Eisai files biliary tract cancer drug tasurgratinib in Japan

Eisai files biliary tract cancer drug tasurgratinib in Japan

Eisai has filed for approval in Japan for tasurgratinib, its small-molecule fibroblast growth factor (FGF) receptor inhibitor, as a treatment for biliary tract cancers with FGFR2 gene fusion mutations.

The application to the Ministry of Health, Labour and Welfare (MHLW) is set for a priority review, reflecting the relatively high incidence of biliary tract cancer in Japan relative to other countries and the poor prognosis for patients with this type of cancer, also known as cholangiocarcinoma.

Tasurgratinib (also known as E-7090) is an oral selective FGFR1, FGFR2, and FGFR3 inhibitor that, if approved, will join other drugs in the class on the market, including Incyte’s Pemazyre (pemigatinib), Taiho Oncology’s Lytgobi (futibatinib), and Johnson & Johnson’s Balversa (erdafitinib).

Eisai’s drug has been submitted for approval on the back of a single-arm phase 2 trial (Study 201) that enrolled patients in Japan and China with FGFR2 gene fusion-positive unresectable biliary tract cancer that had previously been treated with gemcitabine-based combination chemotherapy – the standard first-line treatment.

FGFR1-targeting Pemazyre was approved by the FDA for previously treated biliary tract tumours with FGFR2 gene fusions in 2020, becoming the first targeted therapy for the disease, and last year had its label extended to include patients with relapsed or refractory myeloid/lymphoid neoplasms (MLNs) with FGFR1 rearrangement.

It was joined by Lytgobi last year, an FGFR2 inhibitor cleared by the FDA as a second-line therapy for cholangiocarcinoma with FGFR2 gene fusions or other rearrangements. At the moment, FGFR2 and FGFR3 inhibitor Balversa is only FDA-approved for bladder cancer.

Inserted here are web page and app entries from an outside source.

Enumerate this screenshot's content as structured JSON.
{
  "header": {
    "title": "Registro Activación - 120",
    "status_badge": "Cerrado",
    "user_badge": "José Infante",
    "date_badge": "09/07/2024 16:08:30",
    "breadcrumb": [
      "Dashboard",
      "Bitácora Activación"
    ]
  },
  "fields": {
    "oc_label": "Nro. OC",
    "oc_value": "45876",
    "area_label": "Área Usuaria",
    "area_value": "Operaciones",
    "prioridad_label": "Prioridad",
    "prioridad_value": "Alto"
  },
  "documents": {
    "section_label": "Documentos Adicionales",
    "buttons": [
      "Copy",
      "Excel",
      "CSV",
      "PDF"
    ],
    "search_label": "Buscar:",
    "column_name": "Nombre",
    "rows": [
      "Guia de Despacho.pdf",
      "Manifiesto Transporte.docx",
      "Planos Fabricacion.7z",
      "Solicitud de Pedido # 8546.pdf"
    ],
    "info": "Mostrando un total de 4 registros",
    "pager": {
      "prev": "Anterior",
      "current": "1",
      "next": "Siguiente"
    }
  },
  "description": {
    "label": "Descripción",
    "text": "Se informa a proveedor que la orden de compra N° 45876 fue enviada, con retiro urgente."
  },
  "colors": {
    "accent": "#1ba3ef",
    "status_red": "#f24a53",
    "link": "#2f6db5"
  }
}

Around 25,000 people in Japan are diagnosed with biliary tract cancer, with a five-year survival rate of just 25%. It is the sixth-leading cause of cancer-related deaths for women and the seventh-leading cause of cancer-related deaths for men in the country.

FGFR2 gene fusion is observed in approximately 14% of intrahepatic cholangiocarcinoma, which accounts for 15%-30% of all biliary tract cancers, according to Eisai, but drug options are limited.

It is a rare tumour and, for now, Eisai does not appear to have any aspirations to develop tasurgratinib outside Asia, possibly because it would be a late entrant. It is playing catch-up in Japan, too, however, as Pemazyre got MHLW approval there in March. 

Meanwhile, AstraZeneca recently got approval in Japan for its cancer immunotherapy combination of PD-L1 inhibitor Imfinzi (durvalumab) and CTLA4 inhibitor Imjudo (tremelimumab) as a first-line therapy for cholangiocarcinoma in combination with chemotherapy.

Eisai is also developing tasurgratinib for breast cancer and is currently running a phase 1 trial in this indication.